▶ About this task
Nothing belongs in the answer except the lines of the material that include "name".

___ Data to examine ___

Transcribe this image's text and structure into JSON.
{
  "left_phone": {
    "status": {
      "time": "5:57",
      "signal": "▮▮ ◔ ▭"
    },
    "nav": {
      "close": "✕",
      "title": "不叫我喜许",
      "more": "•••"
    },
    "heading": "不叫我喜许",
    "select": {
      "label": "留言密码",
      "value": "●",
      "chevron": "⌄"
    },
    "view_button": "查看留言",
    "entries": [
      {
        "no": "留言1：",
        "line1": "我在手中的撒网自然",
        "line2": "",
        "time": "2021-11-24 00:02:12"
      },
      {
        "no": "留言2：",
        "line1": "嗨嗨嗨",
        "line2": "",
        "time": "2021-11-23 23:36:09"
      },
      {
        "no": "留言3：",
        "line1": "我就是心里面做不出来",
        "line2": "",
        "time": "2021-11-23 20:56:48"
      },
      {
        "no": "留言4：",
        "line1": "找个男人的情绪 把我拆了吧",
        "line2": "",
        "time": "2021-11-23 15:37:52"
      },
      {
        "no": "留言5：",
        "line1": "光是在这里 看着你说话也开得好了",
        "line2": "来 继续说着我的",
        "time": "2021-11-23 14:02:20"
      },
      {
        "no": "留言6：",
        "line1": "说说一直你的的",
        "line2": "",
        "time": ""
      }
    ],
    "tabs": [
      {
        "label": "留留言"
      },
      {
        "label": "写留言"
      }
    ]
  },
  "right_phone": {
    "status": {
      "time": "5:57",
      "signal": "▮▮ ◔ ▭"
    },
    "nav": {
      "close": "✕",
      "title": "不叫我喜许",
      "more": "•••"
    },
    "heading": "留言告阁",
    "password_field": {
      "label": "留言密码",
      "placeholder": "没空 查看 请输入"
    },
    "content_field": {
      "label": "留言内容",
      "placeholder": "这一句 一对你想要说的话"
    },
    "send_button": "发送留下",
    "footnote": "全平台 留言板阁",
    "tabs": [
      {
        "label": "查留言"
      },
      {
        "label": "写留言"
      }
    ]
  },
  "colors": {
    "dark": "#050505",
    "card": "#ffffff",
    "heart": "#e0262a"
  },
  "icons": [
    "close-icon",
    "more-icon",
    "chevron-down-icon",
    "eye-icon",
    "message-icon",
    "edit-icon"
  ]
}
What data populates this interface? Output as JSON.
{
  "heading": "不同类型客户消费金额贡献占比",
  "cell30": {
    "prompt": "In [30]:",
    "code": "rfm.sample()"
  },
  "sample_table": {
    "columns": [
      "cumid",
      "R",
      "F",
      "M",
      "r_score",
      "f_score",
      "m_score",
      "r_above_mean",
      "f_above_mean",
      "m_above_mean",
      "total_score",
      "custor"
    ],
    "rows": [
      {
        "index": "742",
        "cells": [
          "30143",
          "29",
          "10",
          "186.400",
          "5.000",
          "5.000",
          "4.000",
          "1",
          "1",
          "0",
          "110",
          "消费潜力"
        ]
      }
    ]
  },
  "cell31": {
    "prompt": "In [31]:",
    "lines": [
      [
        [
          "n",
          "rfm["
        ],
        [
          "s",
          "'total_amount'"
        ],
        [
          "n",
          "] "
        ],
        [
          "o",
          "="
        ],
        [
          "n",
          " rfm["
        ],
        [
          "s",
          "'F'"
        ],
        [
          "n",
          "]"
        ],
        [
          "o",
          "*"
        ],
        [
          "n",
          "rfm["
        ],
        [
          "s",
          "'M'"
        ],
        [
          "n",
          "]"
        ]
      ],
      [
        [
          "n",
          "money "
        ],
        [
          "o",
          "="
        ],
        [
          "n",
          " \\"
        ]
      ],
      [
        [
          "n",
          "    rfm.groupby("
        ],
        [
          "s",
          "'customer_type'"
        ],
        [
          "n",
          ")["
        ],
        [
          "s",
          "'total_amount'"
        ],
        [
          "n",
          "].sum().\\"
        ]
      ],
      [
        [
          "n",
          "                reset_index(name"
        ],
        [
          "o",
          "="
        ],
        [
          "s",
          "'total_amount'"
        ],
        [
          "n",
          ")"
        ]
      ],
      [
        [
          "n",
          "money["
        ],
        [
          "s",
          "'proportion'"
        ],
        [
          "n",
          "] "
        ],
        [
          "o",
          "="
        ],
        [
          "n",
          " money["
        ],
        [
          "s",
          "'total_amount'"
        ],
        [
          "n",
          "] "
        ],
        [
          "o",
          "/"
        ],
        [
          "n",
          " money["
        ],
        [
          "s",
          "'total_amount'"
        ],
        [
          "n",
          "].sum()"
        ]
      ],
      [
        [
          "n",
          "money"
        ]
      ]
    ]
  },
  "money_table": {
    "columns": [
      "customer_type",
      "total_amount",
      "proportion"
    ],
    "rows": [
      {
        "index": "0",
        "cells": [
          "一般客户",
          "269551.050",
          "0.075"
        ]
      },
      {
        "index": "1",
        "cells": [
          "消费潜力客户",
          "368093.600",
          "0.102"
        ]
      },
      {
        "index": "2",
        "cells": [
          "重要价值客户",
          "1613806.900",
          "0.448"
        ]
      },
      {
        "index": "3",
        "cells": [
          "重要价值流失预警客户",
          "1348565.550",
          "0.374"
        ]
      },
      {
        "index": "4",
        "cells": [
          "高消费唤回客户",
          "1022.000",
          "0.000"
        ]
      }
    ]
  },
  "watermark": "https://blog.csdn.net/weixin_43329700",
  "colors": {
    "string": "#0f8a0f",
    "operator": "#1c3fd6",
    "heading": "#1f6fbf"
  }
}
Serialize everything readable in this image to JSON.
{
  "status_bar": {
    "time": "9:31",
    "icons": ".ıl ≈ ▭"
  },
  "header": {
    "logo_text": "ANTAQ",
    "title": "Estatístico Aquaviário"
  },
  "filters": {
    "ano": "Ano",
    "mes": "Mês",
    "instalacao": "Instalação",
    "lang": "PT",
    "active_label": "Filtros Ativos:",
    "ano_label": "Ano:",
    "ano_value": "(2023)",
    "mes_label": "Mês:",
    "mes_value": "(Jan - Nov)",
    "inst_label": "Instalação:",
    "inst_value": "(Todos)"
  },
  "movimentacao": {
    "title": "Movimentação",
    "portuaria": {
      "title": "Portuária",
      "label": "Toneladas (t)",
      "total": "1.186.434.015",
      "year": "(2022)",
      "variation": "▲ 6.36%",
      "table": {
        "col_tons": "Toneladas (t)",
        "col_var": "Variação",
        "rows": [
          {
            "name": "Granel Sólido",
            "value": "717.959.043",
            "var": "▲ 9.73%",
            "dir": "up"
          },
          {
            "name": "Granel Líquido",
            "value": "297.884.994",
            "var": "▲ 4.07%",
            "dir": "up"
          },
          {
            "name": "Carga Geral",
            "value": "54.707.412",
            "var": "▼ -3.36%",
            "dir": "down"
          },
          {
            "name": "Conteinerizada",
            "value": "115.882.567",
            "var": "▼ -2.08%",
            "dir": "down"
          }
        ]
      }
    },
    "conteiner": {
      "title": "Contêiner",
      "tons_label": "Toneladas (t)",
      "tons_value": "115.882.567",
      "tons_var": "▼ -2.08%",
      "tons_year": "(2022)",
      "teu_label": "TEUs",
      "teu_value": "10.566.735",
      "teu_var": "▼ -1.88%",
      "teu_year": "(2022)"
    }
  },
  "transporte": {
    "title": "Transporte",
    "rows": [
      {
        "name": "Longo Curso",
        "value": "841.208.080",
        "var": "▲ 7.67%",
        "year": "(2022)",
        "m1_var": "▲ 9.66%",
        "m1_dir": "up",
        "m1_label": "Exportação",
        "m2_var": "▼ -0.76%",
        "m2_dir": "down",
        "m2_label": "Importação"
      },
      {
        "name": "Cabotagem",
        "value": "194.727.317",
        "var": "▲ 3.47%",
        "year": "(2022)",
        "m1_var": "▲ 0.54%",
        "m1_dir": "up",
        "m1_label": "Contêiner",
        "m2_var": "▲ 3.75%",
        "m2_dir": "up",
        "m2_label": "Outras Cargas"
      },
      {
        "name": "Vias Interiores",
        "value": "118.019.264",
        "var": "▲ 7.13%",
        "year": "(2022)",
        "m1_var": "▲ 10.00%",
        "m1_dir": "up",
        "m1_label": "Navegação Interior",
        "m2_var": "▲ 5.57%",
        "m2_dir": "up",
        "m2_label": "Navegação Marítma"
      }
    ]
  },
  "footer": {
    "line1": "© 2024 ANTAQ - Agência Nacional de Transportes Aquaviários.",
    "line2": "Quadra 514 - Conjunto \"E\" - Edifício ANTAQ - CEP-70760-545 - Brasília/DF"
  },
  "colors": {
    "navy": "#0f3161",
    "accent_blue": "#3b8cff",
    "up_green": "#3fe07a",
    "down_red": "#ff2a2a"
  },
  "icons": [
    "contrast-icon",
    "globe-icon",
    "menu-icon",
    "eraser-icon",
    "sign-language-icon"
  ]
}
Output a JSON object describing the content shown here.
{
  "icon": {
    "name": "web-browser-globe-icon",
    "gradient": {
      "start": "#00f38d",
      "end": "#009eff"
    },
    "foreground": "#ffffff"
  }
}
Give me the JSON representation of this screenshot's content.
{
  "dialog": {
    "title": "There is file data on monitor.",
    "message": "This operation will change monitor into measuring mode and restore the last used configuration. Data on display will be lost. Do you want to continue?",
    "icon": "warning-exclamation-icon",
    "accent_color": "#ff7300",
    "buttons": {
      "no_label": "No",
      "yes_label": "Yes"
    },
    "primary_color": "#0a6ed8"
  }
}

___

▶ Your response
          "                reset_index(name"
            "name": "Granel Sólido",
            "name": "Granel Líquido",
            "name": "Carga Geral",
            "name": "Conteinerizada",
        "name": "Longo Curso",
        "name": "Cabotagem",
        "name": "Vias Interiores",
    "name": "web-browser-globe-icon",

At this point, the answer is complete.